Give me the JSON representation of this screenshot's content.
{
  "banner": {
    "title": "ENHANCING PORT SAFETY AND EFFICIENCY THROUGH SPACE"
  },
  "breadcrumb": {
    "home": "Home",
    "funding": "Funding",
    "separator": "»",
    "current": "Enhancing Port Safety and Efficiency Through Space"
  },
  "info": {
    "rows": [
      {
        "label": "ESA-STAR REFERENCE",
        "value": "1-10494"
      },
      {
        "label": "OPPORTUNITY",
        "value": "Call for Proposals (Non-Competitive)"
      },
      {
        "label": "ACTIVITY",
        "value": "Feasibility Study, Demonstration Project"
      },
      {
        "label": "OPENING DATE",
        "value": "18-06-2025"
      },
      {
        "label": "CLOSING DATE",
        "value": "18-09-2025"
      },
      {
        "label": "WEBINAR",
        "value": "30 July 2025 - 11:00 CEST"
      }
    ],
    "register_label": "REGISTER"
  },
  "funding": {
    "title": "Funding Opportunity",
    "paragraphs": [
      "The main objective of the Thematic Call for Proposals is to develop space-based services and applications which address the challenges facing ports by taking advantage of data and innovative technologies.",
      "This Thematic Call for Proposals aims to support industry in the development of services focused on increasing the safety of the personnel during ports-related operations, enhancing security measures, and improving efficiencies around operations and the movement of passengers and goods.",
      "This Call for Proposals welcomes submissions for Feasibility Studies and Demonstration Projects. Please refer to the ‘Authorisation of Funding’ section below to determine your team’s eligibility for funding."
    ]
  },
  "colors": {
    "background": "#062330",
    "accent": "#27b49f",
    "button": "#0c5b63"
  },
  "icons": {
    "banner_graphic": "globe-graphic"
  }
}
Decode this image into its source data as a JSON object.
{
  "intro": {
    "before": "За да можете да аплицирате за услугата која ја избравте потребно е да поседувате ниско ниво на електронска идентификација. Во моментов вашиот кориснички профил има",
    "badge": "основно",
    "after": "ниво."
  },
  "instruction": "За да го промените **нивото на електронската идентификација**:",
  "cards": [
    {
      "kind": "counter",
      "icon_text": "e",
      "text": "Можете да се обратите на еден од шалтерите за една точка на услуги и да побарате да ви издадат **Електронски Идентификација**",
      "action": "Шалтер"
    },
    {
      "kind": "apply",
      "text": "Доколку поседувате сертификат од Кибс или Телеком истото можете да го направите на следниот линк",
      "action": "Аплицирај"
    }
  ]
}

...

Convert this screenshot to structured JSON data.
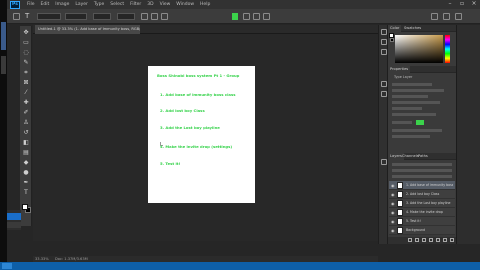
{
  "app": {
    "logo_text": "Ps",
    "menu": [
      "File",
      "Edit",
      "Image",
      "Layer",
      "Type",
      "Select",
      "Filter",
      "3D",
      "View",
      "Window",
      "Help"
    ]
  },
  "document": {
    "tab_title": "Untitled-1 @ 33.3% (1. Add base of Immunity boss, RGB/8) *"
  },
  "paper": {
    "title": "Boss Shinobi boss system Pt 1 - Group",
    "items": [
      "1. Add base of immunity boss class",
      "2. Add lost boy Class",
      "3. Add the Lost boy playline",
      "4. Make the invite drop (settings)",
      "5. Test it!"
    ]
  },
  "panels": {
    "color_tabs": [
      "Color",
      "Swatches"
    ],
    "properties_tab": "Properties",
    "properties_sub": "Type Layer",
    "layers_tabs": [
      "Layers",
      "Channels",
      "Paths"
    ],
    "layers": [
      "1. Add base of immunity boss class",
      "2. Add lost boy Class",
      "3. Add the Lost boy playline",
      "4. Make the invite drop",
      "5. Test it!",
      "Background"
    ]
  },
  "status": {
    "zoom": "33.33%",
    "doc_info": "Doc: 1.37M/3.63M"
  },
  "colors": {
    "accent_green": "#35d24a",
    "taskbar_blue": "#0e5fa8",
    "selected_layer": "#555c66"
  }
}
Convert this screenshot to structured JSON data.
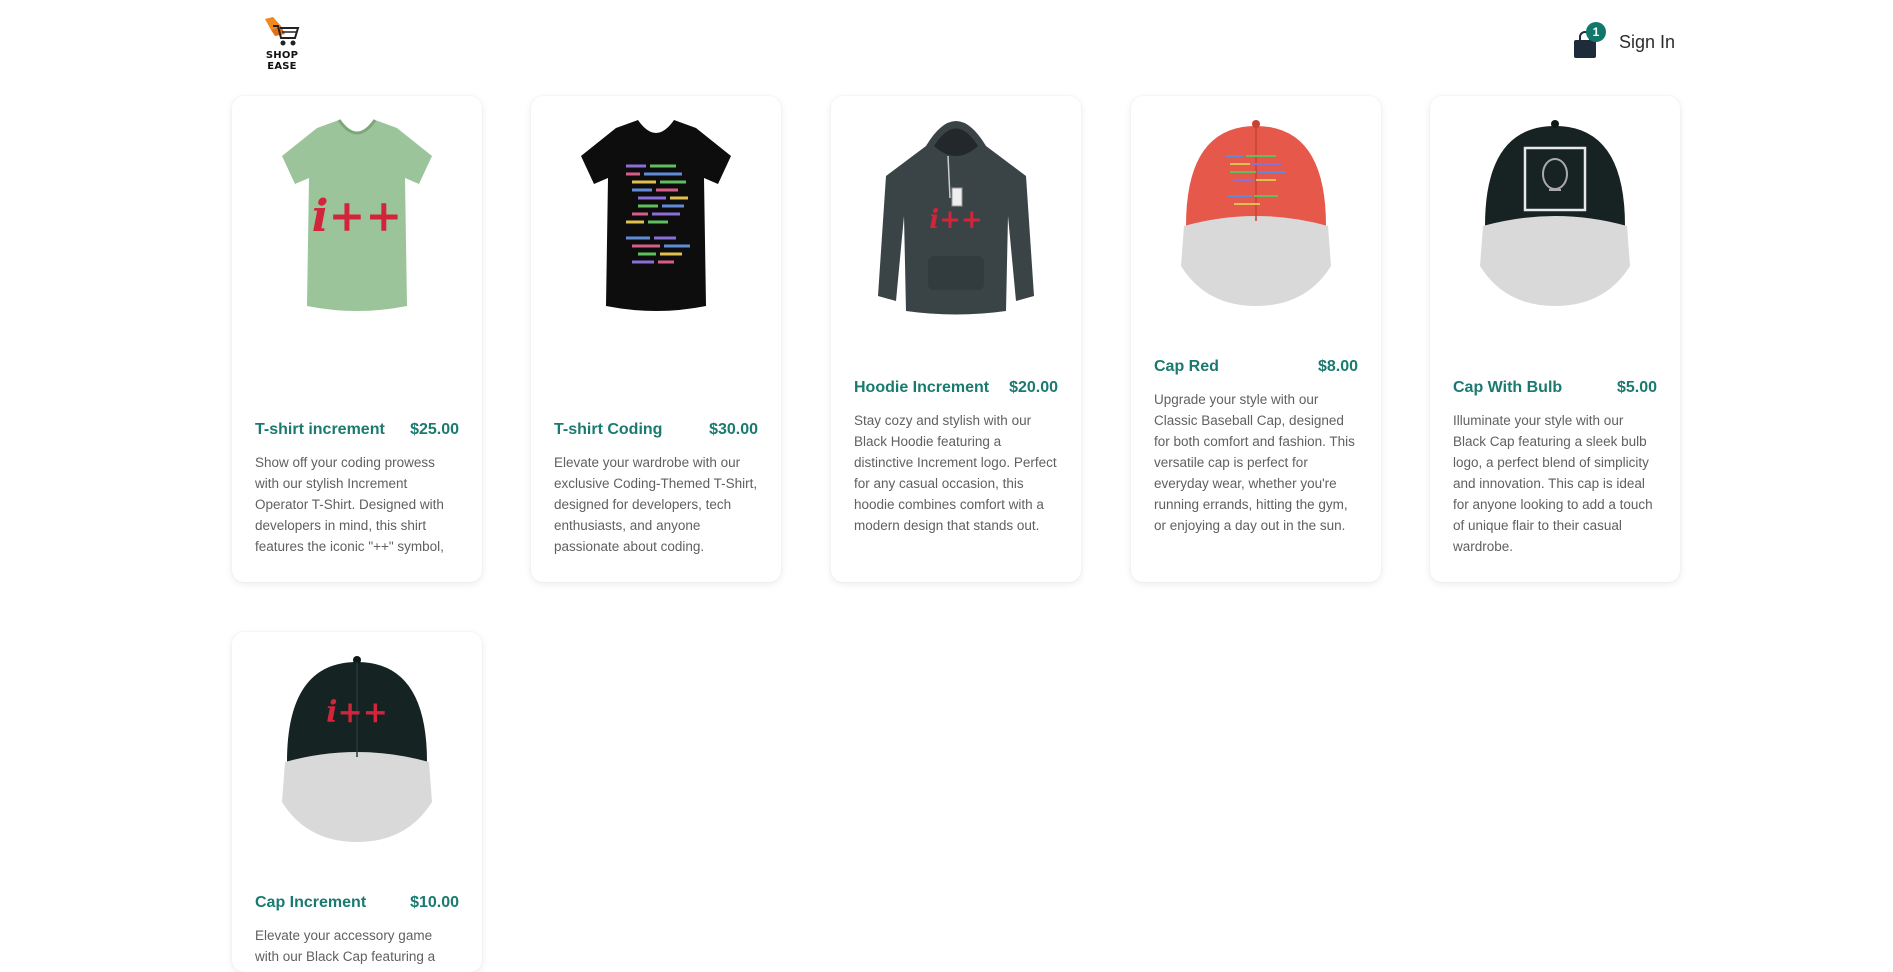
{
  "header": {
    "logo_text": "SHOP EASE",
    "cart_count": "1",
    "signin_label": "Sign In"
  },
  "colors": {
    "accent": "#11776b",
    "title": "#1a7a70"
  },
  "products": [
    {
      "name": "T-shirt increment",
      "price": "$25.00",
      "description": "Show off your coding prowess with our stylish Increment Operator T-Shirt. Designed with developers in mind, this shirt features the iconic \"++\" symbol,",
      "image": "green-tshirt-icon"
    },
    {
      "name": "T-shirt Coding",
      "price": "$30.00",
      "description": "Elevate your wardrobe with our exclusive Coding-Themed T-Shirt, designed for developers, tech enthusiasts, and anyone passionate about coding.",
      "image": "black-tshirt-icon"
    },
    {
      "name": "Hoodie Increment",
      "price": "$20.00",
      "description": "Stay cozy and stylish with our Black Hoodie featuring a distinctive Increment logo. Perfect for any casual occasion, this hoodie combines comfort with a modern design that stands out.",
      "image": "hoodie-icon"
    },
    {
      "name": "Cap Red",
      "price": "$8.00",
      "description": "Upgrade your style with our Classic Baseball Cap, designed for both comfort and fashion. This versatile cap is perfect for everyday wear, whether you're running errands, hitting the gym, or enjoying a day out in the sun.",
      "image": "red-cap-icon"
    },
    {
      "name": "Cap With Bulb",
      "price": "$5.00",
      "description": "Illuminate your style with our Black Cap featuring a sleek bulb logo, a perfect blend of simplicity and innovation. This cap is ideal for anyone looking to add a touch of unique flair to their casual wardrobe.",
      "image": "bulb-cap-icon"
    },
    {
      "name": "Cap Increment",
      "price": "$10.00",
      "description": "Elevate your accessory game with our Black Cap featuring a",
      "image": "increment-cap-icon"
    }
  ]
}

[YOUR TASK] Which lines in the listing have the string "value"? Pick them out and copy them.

[TASK SOLUTION]
        "value": "1-10494"
        "value": "Call for Proposals (Non-Competitive)"
        "value": "Feasibility Study, Demonstration Project"
        "value": "18-06-2025"
        "value": "18-09-2025"
        "value": "30 July 2025 - 11:00 CEST"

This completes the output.